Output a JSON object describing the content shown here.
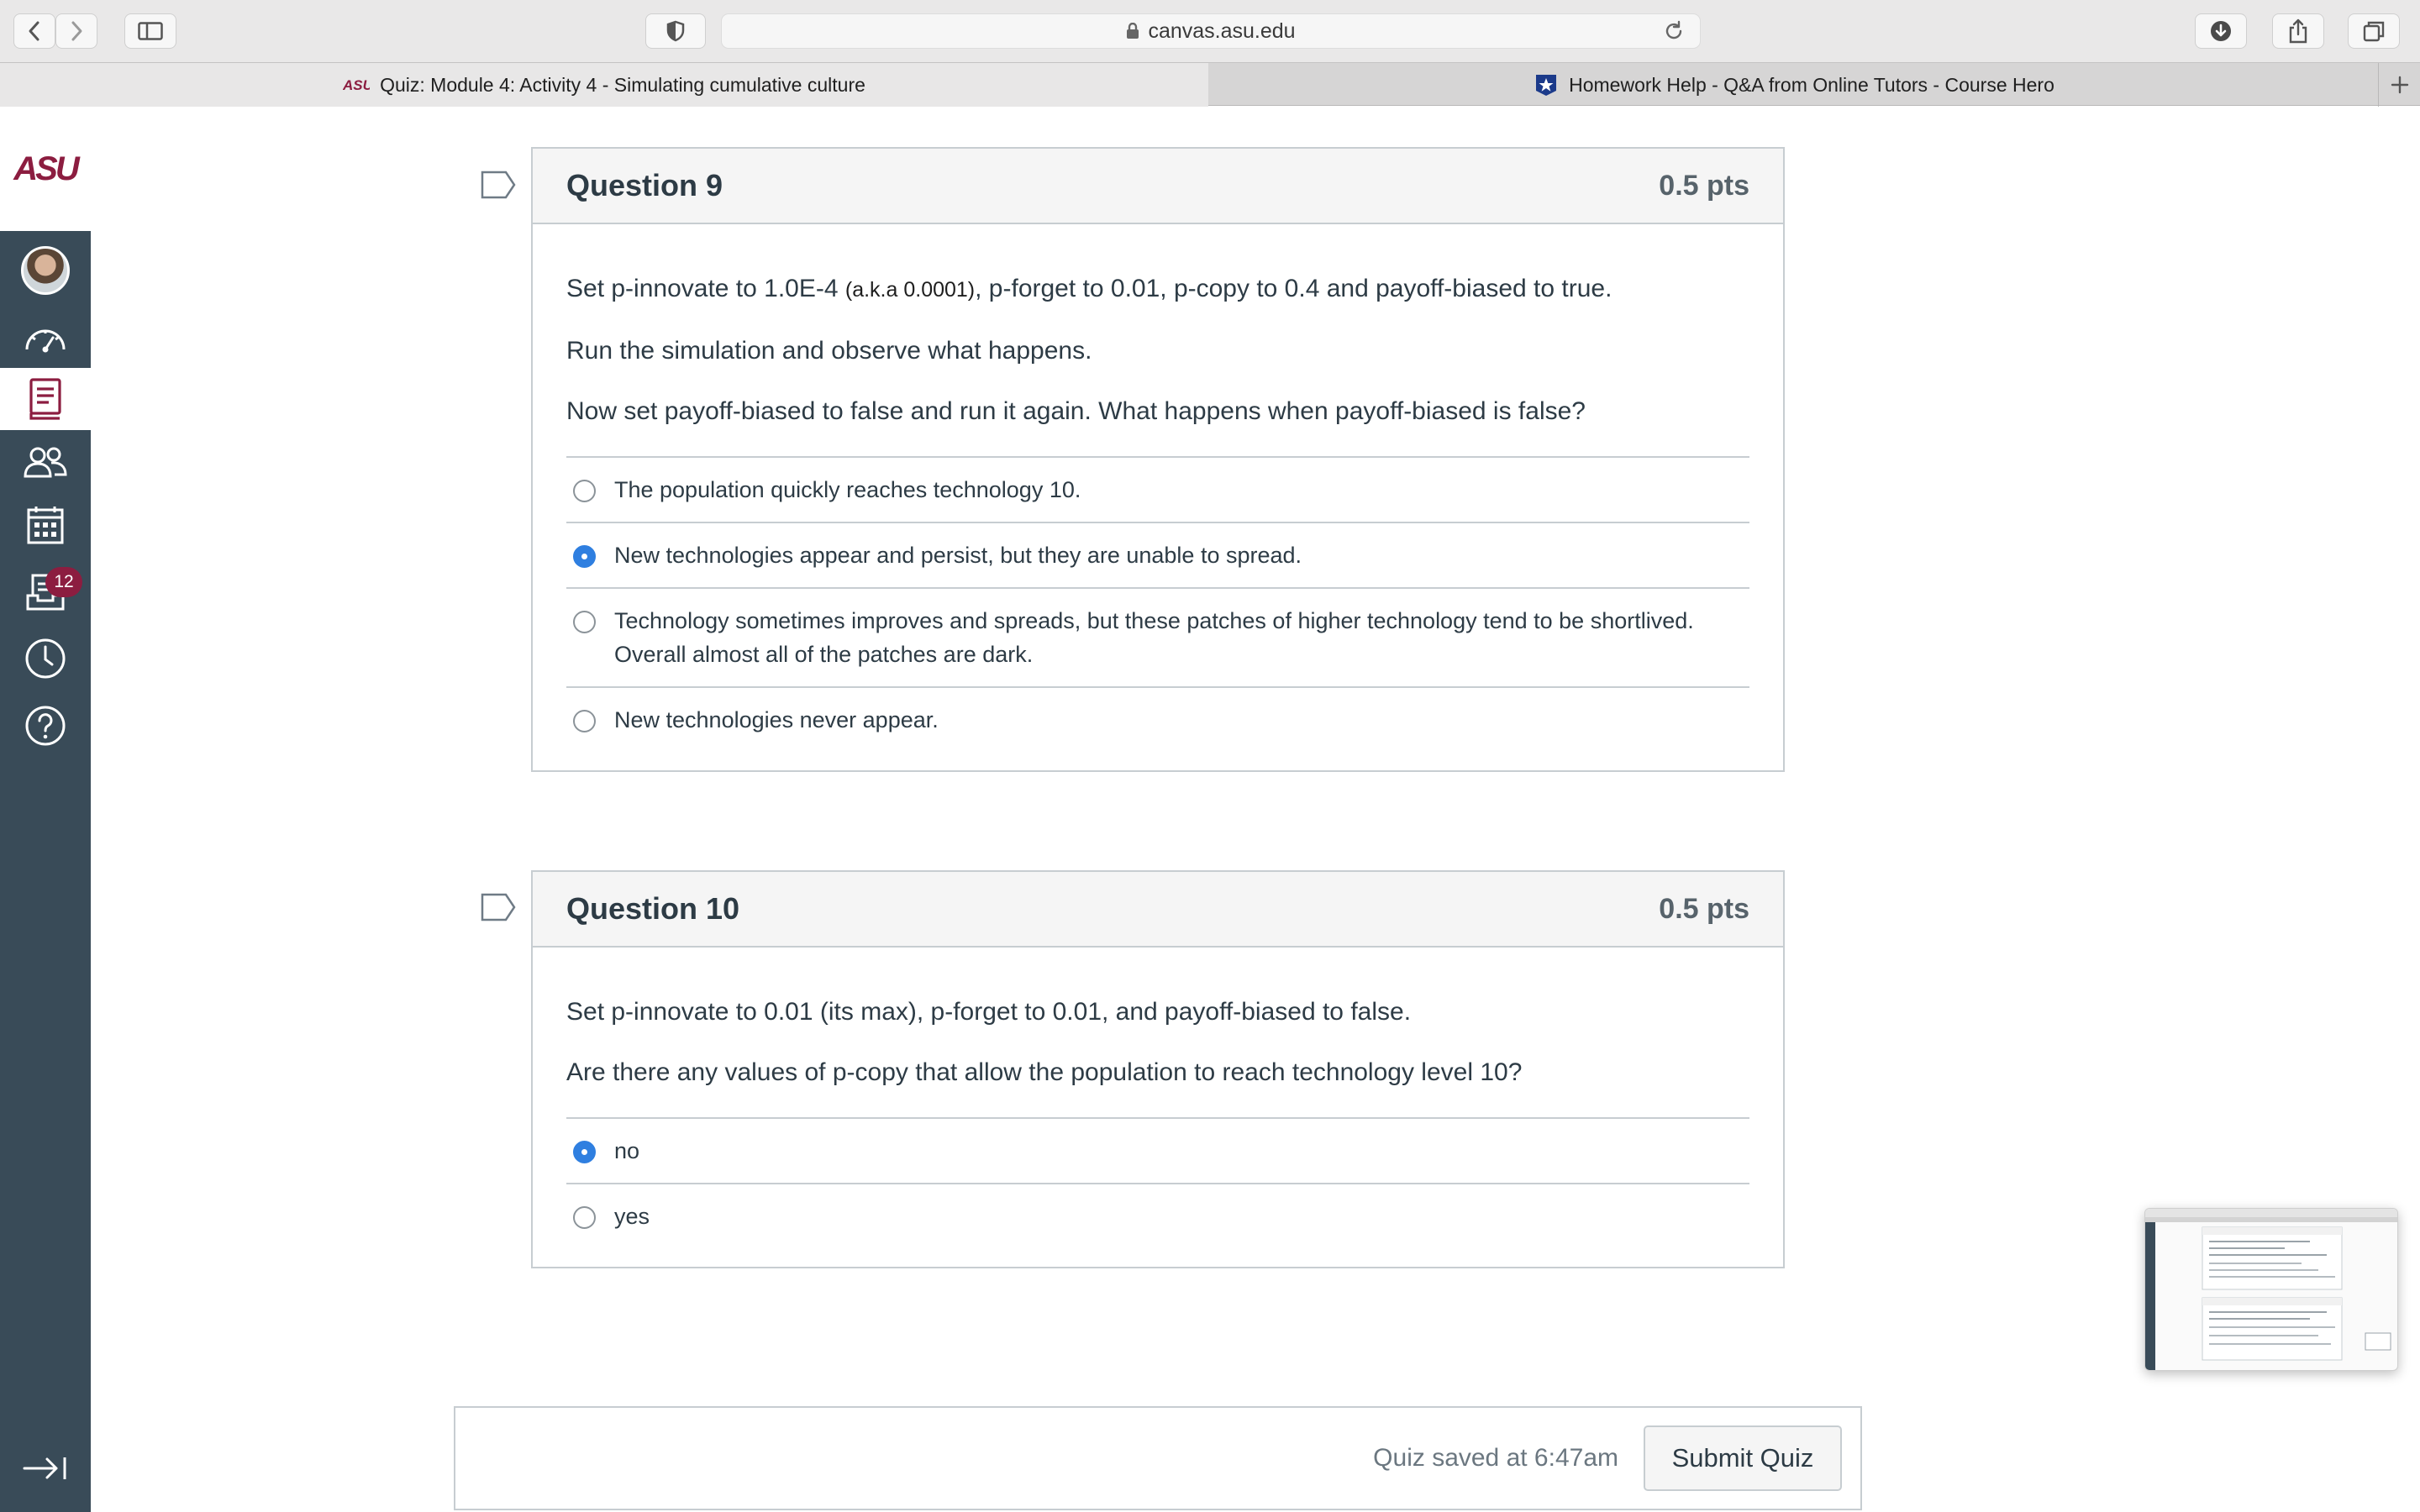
{
  "browser": {
    "url": "canvas.asu.edu",
    "tabs": [
      {
        "label": "Quiz: Module 4: Activity 4 - Simulating cumulative culture",
        "active": true
      },
      {
        "label": "Homework Help - Q&A from Online Tutors - Course Hero",
        "active": false
      }
    ]
  },
  "sidebar": {
    "logo": "ASU",
    "items": [
      {
        "name": "account",
        "icon": "avatar-icon"
      },
      {
        "name": "dashboard",
        "icon": "speedometer-icon"
      },
      {
        "name": "courses",
        "icon": "book-icon",
        "active": true
      },
      {
        "name": "groups",
        "icon": "people-icon"
      },
      {
        "name": "calendar",
        "icon": "calendar-icon"
      },
      {
        "name": "inbox",
        "icon": "inbox-icon",
        "badge": "12"
      },
      {
        "name": "history",
        "icon": "clock-icon"
      },
      {
        "name": "help",
        "icon": "help-icon"
      }
    ],
    "collapse_icon": "collapse-arrow-icon"
  },
  "questions": [
    {
      "title": "Question 9",
      "points": "0.5 pts",
      "text_line1_a": "Set p-innovate to 1.0E-4 ",
      "text_line1_small": "(a.k.a 0.0001)",
      "text_line1_b": ", p-forget to 0.01, p-copy to 0.4 and payoff-biased to true.",
      "text_line2": "Run the simulation and observe what happens.",
      "text_line3": "Now set payoff-biased to false and run it again. What happens when payoff-biased is false?",
      "answers": [
        {
          "label": "The population quickly reaches technology 10.",
          "selected": false
        },
        {
          "label": "New technologies appear and persist, but they are unable to spread.",
          "selected": true
        },
        {
          "label": "Technology sometimes improves and spreads, but these patches of higher technology tend to be shortlived. Overall almost all of the patches are dark.",
          "selected": false
        },
        {
          "label": "New technologies never appear.",
          "selected": false
        }
      ]
    },
    {
      "title": "Question 10",
      "points": "0.5 pts",
      "text_line1": "Set p-innovate to 0.01 (its max), p-forget to 0.01, and payoff-biased to false.",
      "text_line2": "Are there any values of p-copy that allow the population to reach technology level 10?",
      "answers": [
        {
          "label": "no",
          "selected": true
        },
        {
          "label": "yes",
          "selected": false
        }
      ]
    }
  ],
  "footer": {
    "saved_text": "Quiz saved at 6:47am",
    "submit_label": "Submit Quiz"
  },
  "colors": {
    "brand": "#8c1d40",
    "sidebar_bg": "#394b58",
    "radio_selected": "#2f7fe0"
  }
}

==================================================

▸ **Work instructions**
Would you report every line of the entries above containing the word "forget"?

▸ **Exercise output**
      "text_line1_b": ", p-forget to 0.01, p-copy to 0.4 and payoff-biased to true.",
      "text_line1": "Set p-innovate to 0.01 (its max), p-forget to 0.01, and payoff-biased to false.",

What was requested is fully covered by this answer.